[Dataset rows describing interfaces]
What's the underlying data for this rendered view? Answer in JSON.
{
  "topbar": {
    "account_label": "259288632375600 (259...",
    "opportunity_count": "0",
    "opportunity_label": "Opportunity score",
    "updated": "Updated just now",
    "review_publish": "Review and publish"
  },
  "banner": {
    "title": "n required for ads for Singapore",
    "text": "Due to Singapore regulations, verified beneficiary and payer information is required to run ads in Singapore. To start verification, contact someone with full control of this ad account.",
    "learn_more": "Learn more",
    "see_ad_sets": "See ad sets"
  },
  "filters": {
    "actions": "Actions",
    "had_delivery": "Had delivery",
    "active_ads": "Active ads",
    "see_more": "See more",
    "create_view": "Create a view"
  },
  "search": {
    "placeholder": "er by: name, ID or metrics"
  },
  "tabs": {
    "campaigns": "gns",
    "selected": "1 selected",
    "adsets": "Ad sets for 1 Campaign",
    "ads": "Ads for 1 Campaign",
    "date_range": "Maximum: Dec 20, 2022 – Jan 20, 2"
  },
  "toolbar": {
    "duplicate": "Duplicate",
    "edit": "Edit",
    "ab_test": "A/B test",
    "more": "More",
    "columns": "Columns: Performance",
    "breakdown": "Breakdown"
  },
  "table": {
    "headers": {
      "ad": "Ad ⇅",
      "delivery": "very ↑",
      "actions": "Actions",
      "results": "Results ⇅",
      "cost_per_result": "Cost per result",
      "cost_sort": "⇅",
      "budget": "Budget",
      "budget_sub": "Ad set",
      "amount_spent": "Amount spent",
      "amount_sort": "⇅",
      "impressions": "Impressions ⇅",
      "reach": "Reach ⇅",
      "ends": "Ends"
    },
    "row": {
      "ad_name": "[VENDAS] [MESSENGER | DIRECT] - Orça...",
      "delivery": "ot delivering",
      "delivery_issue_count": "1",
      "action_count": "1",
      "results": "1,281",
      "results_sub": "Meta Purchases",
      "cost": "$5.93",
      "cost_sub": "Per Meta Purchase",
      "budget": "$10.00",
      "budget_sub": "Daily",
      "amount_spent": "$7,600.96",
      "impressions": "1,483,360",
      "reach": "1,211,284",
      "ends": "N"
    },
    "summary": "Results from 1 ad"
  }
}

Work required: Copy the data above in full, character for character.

Response to this task:
What's the underlying data for this rendered view? Answer in JSON.
{
  "topbar": {
    "account_label": "259288632375600 (259...",
    "opportunity_count": "0",
    "opportunity_label": "Opportunity score",
    "updated": "Updated just now",
    "review_publish": "Review and publish"
  },
  "banner": {
    "title": "n required for ads for Singapore",
    "text": "Due to Singapore regulations, verified beneficiary and payer information is required to run ads in Singapore. To start verification, contact someone with full control of this ad account.",
    "learn_more": "Learn more",
    "see_ad_sets": "See ad sets"
  },
  "filters": {
    "actions": "Actions",
    "had_delivery": "Had delivery",
    "active_ads": "Active ads",
    "see_more": "See more",
    "create_view": "Create a view"
  },
  "search": {
    "placeholder": "er by: name, ID or metrics"
  },
  "tabs": {
    "campaigns": "gns",
    "selected": "1 selected",
    "adsets": "Ad sets for 1 Campaign",
    "ads": "Ads for 1 Campaign",
    "date_range": "Maximum: Dec 20, 2022 – Jan 20, 2"
  },
  "toolbar": {
    "duplicate": "Duplicate",
    "edit": "Edit",
    "ab_test": "A/B test",
    "more": "More",
    "columns": "Columns: Performance",
    "breakdown": "Breakdown"
  },
  "table": {
    "headers": {
      "ad": "Ad ⇅",
      "delivery": "very ↑",
      "actions": "Actions",
      "results": "Results ⇅",
      "cost_per_result": "Cost per result",
      "cost_sort": "⇅",
      "budget": "Budget",
      "budget_sub": "Ad set",
      "amount_spent": "Amount spent",
      "amount_sort": "⇅",
      "impressions": "Impressions ⇅",
      "reach": "Reach ⇅",
      "ends": "Ends"
    },
    "row": {
      "ad_name": "[VENDAS] [MESSENGER | DIRECT] - Orça...",
      "delivery": "ot delivering",
      "delivery_issue_count": "1",
      "action_count": "1",
      "results": "1,281",
      "results_sub": "Meta Purchases",
      "cost": "$5.93",
      "cost_sub": "Per Meta Purchase",
      "budget": "$10.00",
      "budget_sub": "Daily",
      "amount_spent": "$7,600.96",
      "impressions": "1,483,360",
      "reach": "1,211,284",
      "ends": "N"
    },
    "summary": "Results from 1 ad"
  }
}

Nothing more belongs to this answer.